* [TASK DESCRIPTION]: Output the records precisely as they stand. Pictures are to be skipped.

**** THE DATA

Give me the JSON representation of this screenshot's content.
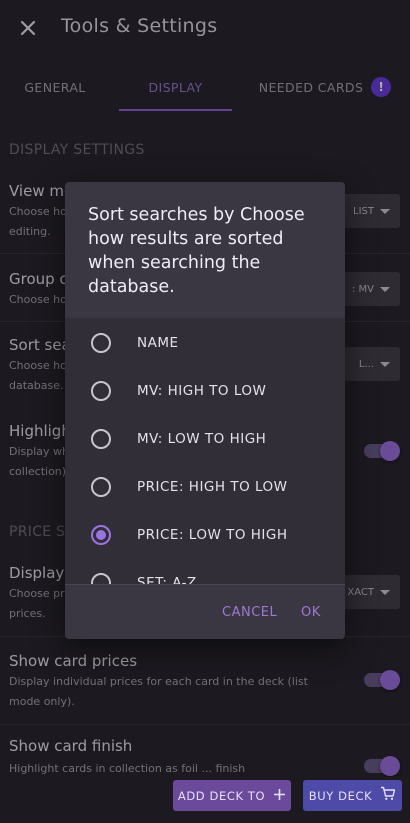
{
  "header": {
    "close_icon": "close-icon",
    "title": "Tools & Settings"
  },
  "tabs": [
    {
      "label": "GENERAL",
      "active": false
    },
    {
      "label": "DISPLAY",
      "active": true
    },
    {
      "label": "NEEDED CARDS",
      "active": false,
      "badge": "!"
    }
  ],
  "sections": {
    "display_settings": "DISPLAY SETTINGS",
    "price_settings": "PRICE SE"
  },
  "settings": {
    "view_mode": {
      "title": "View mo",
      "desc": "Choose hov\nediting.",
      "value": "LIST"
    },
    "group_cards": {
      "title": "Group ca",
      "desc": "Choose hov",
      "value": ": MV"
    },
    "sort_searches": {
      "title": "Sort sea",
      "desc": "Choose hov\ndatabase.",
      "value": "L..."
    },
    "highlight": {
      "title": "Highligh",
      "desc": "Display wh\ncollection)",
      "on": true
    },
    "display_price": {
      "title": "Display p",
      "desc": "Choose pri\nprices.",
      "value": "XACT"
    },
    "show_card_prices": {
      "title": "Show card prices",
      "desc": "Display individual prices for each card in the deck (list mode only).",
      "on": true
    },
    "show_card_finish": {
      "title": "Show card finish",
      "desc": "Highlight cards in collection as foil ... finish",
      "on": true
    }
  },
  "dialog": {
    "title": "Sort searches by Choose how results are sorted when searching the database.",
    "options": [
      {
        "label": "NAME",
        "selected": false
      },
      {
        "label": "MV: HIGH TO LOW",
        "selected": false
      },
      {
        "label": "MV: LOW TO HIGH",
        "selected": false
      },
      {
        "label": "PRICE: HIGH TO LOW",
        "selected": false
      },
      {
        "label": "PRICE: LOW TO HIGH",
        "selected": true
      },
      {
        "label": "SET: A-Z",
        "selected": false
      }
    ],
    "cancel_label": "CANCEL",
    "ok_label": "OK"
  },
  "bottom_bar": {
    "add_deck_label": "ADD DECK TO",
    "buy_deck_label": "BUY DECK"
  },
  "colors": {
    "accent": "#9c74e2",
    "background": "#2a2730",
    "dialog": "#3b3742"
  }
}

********

* [TASK SOLUTION]:
Give me the JSON representation of this screenshot's content.
{
  "header": {
    "close_icon": "close-icon",
    "title": "Tools & Settings"
  },
  "tabs": [
    {
      "label": "GENERAL",
      "active": false
    },
    {
      "label": "DISPLAY",
      "active": true
    },
    {
      "label": "NEEDED CARDS",
      "active": false,
      "badge": "!"
    }
  ],
  "sections": {
    "display_settings": "DISPLAY SETTINGS",
    "price_settings": "PRICE SE"
  },
  "settings": {
    "view_mode": {
      "title": "View mo",
      "desc": "Choose hov\nediting.",
      "value": "LIST"
    },
    "group_cards": {
      "title": "Group ca",
      "desc": "Choose hov",
      "value": ": MV"
    },
    "sort_searches": {
      "title": "Sort sea",
      "desc": "Choose hov\ndatabase.",
      "value": "L..."
    },
    "highlight": {
      "title": "Highligh",
      "desc": "Display wh\ncollection)",
      "on": true
    },
    "display_price": {
      "title": "Display p",
      "desc": "Choose pri\nprices.",
      "value": "XACT"
    },
    "show_card_prices": {
      "title": "Show card prices",
      "desc": "Display individual prices for each card in the deck (list mode only).",
      "on": true
    },
    "show_card_finish": {
      "title": "Show card finish",
      "desc": "Highlight cards in collection as foil ... finish",
      "on": true
    }
  },
  "dialog": {
    "title": "Sort searches by Choose how results are sorted when searching the database.",
    "options": [
      {
        "label": "NAME",
        "selected": false
      },
      {
        "label": "MV: HIGH TO LOW",
        "selected": false
      },
      {
        "label": "MV: LOW TO HIGH",
        "selected": false
      },
      {
        "label": "PRICE: HIGH TO LOW",
        "selected": false
      },
      {
        "label": "PRICE: LOW TO HIGH",
        "selected": true
      },
      {
        "label": "SET: A-Z",
        "selected": false
      }
    ],
    "cancel_label": "CANCEL",
    "ok_label": "OK"
  },
  "bottom_bar": {
    "add_deck_label": "ADD DECK TO",
    "buy_deck_label": "BUY DECK"
  },
  "colors": {
    "accent": "#9c74e2",
    "background": "#2a2730",
    "dialog": "#3b3742"
  }
}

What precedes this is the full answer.